## What you have to do
Every line that holds the word "flutter" needs to be copied from the data below.

## Information given
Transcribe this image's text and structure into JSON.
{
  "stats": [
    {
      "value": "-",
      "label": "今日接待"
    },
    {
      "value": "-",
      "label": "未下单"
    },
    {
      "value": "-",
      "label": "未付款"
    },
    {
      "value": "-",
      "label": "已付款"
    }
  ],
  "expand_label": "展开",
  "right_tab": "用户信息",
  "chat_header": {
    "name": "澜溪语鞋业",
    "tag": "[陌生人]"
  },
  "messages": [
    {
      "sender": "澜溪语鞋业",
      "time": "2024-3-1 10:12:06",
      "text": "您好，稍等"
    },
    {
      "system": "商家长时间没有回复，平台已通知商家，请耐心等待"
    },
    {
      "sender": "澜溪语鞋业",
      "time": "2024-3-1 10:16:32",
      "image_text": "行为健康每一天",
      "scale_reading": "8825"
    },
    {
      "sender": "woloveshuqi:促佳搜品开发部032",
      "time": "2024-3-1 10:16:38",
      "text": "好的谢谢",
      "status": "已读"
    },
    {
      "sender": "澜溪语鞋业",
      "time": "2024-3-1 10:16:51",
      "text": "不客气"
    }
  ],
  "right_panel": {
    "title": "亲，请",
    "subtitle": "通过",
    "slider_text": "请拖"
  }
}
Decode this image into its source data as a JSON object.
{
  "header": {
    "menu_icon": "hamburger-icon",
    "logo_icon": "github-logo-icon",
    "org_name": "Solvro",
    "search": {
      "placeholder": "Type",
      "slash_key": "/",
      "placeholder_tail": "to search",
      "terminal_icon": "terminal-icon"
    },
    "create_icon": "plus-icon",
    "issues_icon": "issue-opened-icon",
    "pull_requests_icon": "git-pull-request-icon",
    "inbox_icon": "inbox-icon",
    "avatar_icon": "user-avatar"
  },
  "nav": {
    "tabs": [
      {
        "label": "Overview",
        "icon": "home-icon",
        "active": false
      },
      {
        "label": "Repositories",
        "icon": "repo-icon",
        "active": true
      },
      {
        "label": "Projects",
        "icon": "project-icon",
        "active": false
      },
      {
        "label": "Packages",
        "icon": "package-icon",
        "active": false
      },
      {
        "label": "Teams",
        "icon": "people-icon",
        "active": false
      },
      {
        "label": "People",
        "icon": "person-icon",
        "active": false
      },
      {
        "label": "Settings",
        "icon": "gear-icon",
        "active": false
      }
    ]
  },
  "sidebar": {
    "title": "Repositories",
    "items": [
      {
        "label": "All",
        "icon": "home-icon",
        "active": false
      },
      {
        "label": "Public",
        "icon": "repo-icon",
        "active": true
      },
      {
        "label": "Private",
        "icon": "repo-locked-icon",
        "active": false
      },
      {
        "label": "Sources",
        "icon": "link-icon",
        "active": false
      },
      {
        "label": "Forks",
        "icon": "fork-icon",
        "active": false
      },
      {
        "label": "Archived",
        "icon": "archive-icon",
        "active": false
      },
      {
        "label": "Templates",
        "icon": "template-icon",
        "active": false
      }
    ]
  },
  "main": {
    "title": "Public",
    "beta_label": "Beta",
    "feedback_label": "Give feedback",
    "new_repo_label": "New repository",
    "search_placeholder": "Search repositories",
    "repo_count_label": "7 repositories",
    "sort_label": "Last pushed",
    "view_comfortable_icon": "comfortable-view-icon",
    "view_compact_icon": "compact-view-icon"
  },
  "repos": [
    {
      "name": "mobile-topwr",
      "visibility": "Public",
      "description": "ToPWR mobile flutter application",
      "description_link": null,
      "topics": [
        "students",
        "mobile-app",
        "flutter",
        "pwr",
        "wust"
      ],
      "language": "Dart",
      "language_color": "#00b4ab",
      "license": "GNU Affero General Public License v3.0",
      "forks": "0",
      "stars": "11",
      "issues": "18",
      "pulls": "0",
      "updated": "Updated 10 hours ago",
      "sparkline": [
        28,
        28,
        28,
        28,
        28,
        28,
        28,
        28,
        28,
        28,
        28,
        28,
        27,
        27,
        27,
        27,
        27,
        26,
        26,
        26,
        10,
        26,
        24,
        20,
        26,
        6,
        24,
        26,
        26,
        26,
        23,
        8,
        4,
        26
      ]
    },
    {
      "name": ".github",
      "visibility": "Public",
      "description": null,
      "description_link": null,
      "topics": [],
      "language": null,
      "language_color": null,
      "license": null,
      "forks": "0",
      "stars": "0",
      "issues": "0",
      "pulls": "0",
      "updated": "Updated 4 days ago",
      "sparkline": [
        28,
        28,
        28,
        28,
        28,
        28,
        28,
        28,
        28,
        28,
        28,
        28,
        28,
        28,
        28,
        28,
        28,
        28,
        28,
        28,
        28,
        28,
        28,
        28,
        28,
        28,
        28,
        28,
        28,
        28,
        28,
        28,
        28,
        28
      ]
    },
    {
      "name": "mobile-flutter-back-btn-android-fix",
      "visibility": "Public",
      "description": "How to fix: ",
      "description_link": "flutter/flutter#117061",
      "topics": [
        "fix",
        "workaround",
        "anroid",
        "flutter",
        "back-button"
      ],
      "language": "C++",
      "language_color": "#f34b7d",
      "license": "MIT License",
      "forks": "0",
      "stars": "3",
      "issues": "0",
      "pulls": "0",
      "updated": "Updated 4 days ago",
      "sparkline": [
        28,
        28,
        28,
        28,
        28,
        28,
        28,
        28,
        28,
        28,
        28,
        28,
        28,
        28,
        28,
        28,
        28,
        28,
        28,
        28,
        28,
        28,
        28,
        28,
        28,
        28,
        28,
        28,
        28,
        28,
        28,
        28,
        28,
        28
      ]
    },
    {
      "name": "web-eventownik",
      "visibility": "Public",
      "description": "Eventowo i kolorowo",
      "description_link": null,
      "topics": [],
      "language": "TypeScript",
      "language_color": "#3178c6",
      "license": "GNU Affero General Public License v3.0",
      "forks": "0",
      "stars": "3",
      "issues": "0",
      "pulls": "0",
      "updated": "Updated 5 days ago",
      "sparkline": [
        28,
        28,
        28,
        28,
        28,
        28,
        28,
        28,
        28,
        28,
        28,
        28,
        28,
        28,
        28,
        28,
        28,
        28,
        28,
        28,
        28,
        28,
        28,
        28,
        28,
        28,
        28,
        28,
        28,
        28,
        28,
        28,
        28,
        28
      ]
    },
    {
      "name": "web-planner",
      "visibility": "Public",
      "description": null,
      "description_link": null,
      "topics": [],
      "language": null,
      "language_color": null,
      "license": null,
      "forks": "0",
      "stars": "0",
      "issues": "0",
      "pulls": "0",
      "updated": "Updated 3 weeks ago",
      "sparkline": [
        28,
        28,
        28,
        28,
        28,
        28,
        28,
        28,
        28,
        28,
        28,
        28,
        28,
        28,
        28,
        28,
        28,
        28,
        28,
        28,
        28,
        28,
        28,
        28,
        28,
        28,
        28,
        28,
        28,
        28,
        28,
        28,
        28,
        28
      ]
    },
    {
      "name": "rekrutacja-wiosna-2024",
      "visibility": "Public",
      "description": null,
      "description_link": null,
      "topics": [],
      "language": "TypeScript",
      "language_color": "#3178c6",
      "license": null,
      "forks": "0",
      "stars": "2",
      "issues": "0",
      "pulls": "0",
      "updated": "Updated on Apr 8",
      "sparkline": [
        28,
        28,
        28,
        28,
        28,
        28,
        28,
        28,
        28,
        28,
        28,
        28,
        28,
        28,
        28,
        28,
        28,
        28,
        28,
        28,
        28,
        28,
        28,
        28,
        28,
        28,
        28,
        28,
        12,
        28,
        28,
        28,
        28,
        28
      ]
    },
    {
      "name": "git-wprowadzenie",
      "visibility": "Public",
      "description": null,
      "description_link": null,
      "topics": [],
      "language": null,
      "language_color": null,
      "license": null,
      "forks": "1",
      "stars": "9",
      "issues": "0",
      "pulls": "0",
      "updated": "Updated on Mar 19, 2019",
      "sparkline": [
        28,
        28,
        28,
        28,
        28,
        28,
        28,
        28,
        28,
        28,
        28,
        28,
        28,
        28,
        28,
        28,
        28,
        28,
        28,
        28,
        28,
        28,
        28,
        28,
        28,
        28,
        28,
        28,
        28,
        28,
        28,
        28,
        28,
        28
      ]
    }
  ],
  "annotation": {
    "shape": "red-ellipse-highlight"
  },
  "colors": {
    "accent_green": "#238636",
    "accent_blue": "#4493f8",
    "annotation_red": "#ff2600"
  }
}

## Solution to the exercise
      "description": "ToPWR mobile flutter application",
        "flutter",
      "name": "mobile-flutter-back-btn-android-fix",
      "description_link": "flutter/flutter#117061",
        "flutter",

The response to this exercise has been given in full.